→ **SUPPLIED DATA**
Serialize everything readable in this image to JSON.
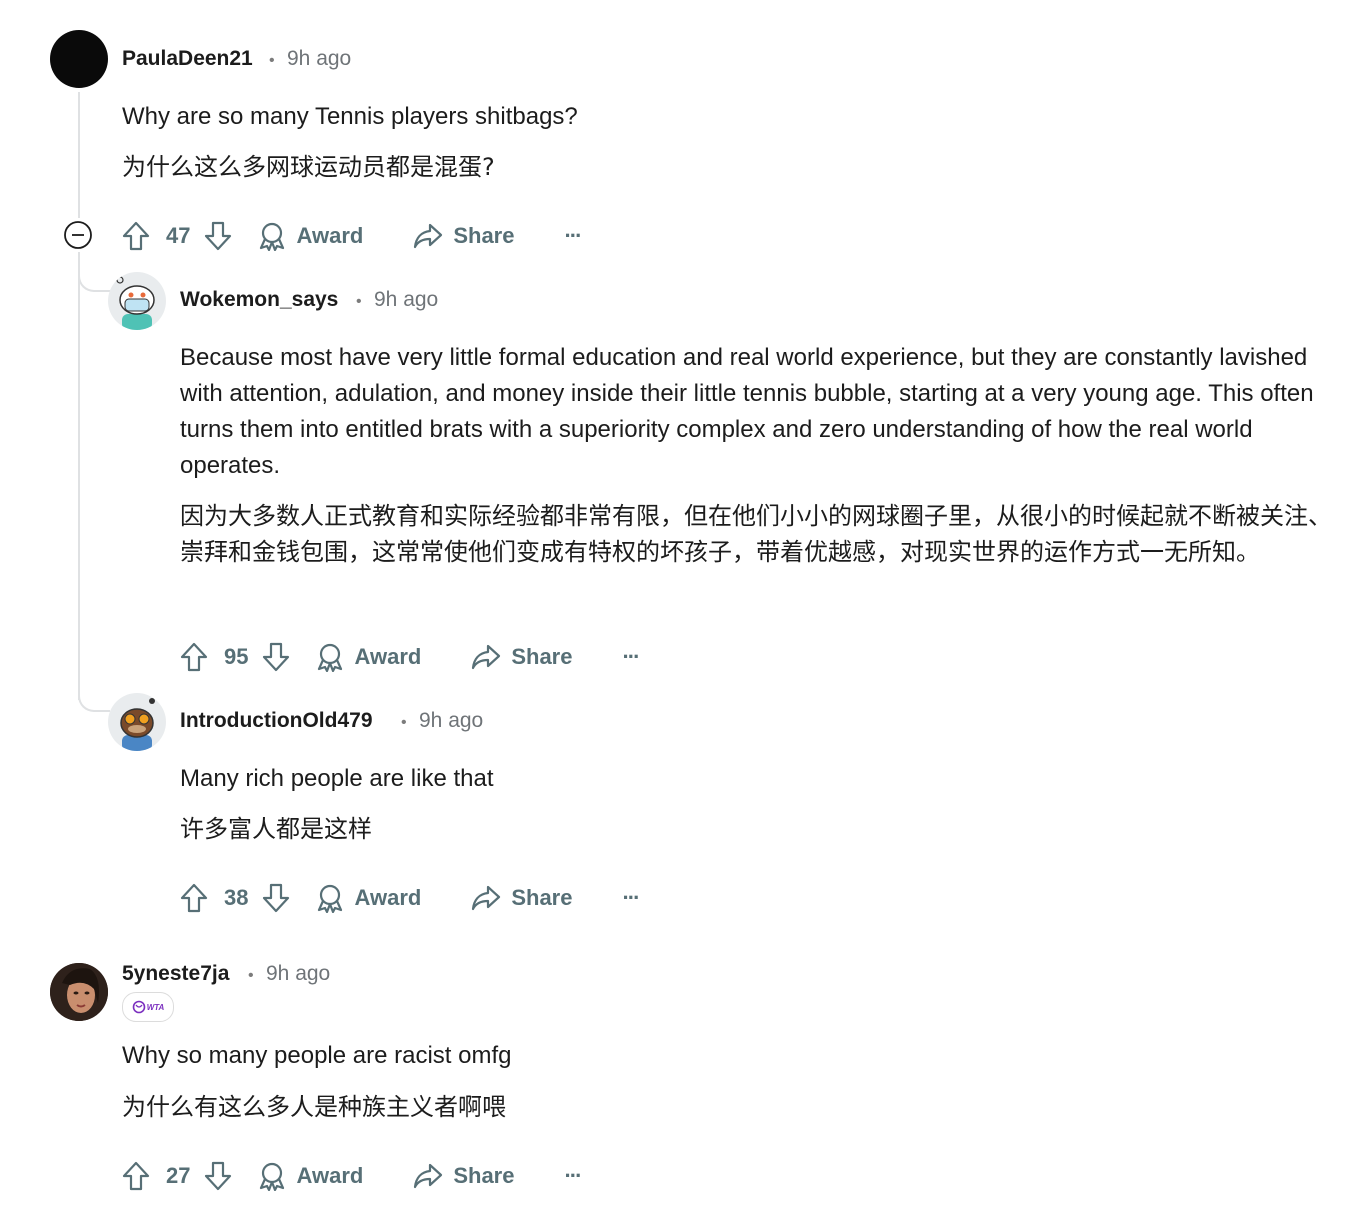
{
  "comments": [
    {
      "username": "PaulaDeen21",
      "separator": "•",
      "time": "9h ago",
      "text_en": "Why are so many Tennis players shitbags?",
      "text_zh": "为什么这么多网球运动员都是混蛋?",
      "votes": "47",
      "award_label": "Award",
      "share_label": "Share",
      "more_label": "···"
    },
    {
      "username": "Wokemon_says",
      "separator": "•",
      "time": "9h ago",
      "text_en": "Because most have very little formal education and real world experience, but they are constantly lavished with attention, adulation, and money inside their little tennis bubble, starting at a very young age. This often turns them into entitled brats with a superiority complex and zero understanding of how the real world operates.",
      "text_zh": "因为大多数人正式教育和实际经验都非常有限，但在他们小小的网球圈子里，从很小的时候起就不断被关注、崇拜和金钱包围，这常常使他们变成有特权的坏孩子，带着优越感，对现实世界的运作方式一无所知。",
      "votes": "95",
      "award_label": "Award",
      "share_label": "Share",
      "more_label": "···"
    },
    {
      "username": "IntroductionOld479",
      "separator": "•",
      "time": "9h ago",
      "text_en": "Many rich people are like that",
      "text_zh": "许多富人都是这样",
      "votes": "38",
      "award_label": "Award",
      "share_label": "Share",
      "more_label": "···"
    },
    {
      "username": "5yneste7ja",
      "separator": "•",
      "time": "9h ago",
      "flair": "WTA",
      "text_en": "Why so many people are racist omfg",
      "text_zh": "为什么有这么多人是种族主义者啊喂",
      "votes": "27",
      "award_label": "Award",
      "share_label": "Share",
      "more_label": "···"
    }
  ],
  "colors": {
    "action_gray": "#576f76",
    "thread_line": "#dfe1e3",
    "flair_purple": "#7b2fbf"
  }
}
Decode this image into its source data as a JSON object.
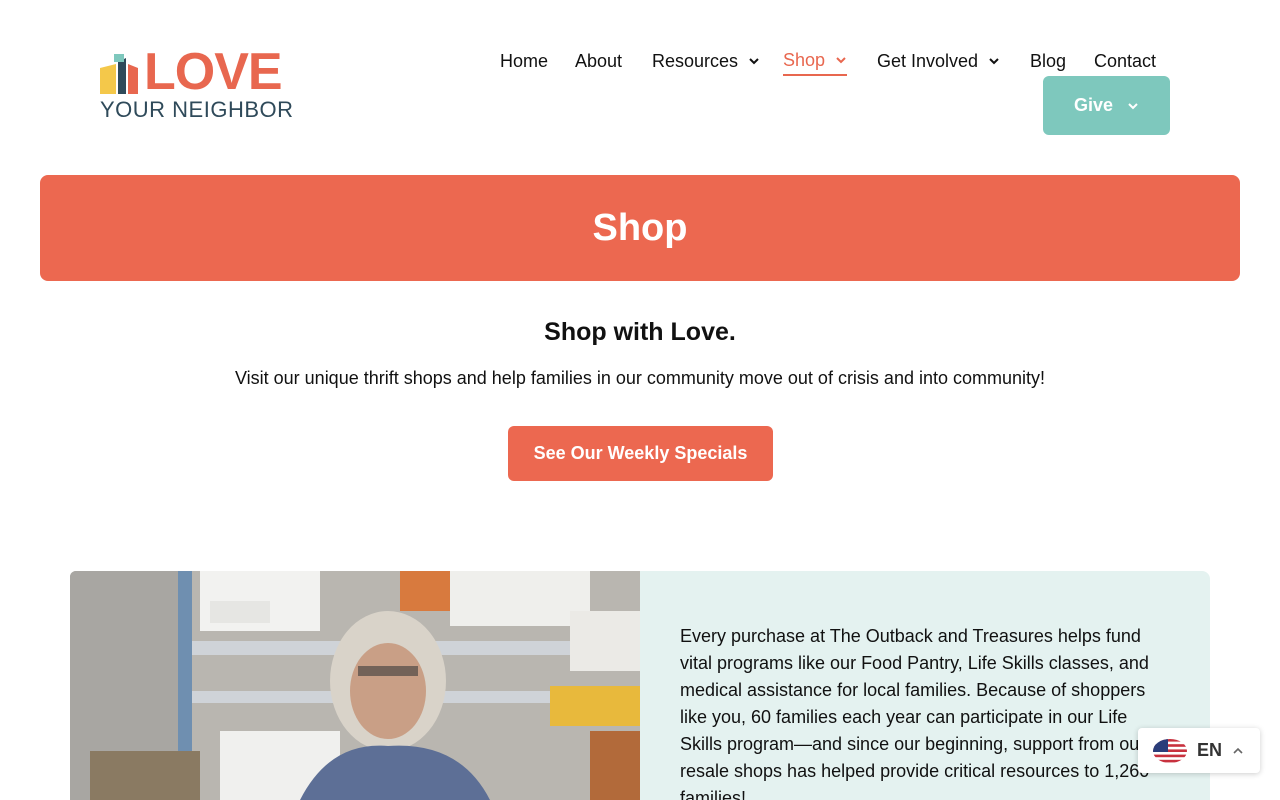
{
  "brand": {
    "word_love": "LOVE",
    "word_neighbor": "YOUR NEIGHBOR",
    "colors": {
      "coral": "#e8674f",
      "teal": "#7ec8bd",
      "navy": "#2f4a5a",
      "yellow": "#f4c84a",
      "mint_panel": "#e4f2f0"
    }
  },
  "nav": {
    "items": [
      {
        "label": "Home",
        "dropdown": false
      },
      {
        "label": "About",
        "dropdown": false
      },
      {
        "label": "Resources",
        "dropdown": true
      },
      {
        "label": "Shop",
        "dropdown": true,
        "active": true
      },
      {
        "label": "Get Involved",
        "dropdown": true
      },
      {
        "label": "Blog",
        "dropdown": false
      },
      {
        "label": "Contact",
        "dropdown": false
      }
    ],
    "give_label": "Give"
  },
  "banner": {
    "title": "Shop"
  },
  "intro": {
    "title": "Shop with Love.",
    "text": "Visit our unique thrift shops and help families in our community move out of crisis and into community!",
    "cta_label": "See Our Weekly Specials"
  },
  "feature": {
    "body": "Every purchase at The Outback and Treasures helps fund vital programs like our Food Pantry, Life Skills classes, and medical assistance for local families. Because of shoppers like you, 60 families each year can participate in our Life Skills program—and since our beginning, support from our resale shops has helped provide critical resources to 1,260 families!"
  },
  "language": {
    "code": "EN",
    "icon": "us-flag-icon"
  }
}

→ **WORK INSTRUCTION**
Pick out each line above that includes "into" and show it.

→ **WRITTEN REPLY**
      "text_en": "Because most have very little formal education and real world experience, but they are constantly lavished with attention, adulation, and money inside their little tennis bubble, starting at a very young age. This often turns them into entitled brats with a superiority complex and zero understanding of how the real world operates.",
Decode this image into its source data as a JSON object.
    "text": "Visit our unique thrift shops and help families in our community move out of crisis and into community!",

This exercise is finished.